- _WHAT NEEDS TO BE DONE_: The answer is a single figure: how many lines below contain the word "Opprett".
EXERCISE INPUT Start Marker
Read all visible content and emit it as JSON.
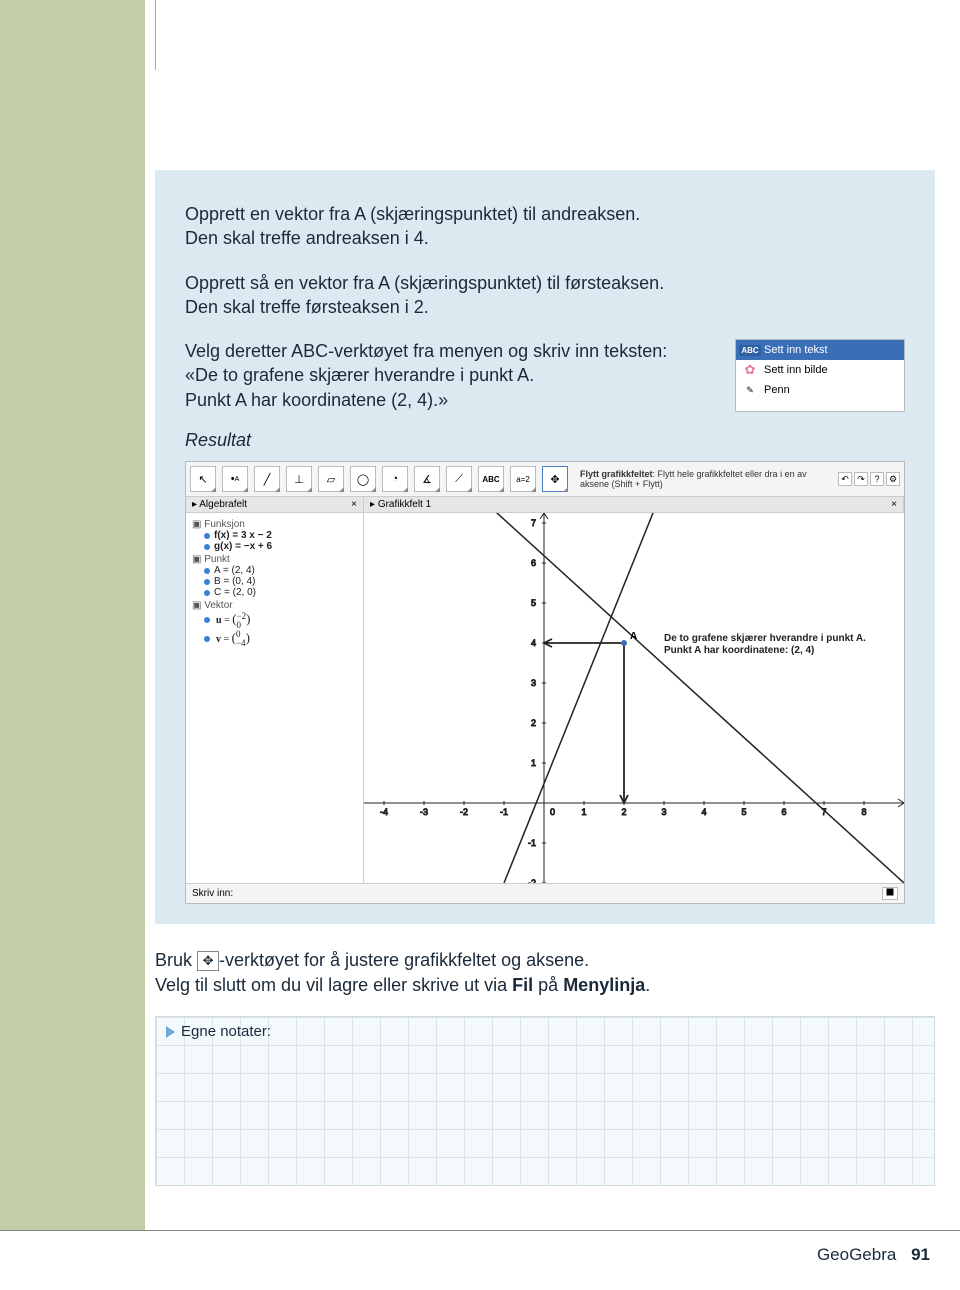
{
  "intro": {
    "p1a": "Opprett en vektor fra A (skjæringspunktet) til andreaksen.",
    "p1b": "Den skal treffe andreaksen i 4.",
    "p2a": "Opprett så en vektor fra A (skjæringspunktet) til førsteaksen.",
    "p2b": "Den skal treffe førsteaksen i 2.",
    "p3a": "Velg deretter ABC-verktøyet fra menyen og skriv inn teksten:",
    "p3b": "«De to grafene skjærer hverandre i punkt A.",
    "p3c": "Punkt A har koordinatene (2, 4).»"
  },
  "menu": {
    "items": [
      {
        "icon": "ABC",
        "label": "Sett inn tekst",
        "selected": true
      },
      {
        "icon": "flower",
        "label": "Sett inn bilde",
        "selected": false
      },
      {
        "icon": "pen",
        "label": "Penn",
        "selected": false
      }
    ]
  },
  "resultat_label": "Resultat",
  "ggb": {
    "tip_bold": "Flytt grafikkfeltet",
    "tip_rest": ": Flytt hele grafikkfeltet eller dra i en av aksene (Shift + Flytt)",
    "algebra_title": "Algebrafelt",
    "graphics_title": "Grafikkfelt 1",
    "algebra": {
      "cat1": "Funksjon",
      "f": "f(x) = 3 x − 2",
      "g": "g(x) = −x + 6",
      "cat2": "Punkt",
      "A": "A = (2, 4)",
      "B": "B = (0, 4)",
      "C": "C = (2, 0)",
      "cat3": "Vektor",
      "u": "u = (−2, 0)",
      "v": "v = (0, −4)"
    },
    "annotation_l1": "De to grafene skjærer hverandre i punkt A.",
    "annotation_l2": "Punkt A har koordinatene: (2, 4)",
    "point_label": "A",
    "input_label": "Skriv inn:"
  },
  "after": {
    "l1a": "Bruk ",
    "l1b": "-verktøyet for å justere grafikkfeltet og aksene.",
    "l2a": "Velg til slutt om du vil lagre eller skrive ut via ",
    "l2b": "Fil",
    "l2c": " på ",
    "l2d": "Menylinja",
    "l2e": "."
  },
  "notes_label": "Egne notater:",
  "footer": {
    "title": "GeoGebra",
    "page": "91"
  },
  "chart_data": {
    "type": "line",
    "title": "",
    "xlabel": "",
    "ylabel": "",
    "xlim": [
      -4,
      8
    ],
    "ylim": [
      -2,
      8
    ],
    "series": [
      {
        "name": "f(x) = 3x − 2",
        "points": [
          [
            -1,
            -5
          ],
          [
            3.3,
            8
          ]
        ]
      },
      {
        "name": "g(x) = −x + 6",
        "points": [
          [
            -2,
            8
          ],
          [
            8,
            -2
          ]
        ]
      }
    ],
    "points": [
      {
        "name": "A",
        "coords": [
          2,
          4
        ]
      },
      {
        "name": "B",
        "coords": [
          0,
          4
        ]
      },
      {
        "name": "C",
        "coords": [
          2,
          0
        ]
      }
    ],
    "vectors": [
      {
        "name": "u",
        "from": [
          2,
          4
        ],
        "to": [
          0,
          4
        ]
      },
      {
        "name": "v",
        "from": [
          2,
          4
        ],
        "to": [
          2,
          0
        ]
      }
    ],
    "annotations": [
      "De to grafene skjærer hverandre i punkt A.",
      "Punkt A har koordinatene: (2, 4)"
    ]
  }
}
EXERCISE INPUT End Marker
- _WRITTEN REPLY_: 2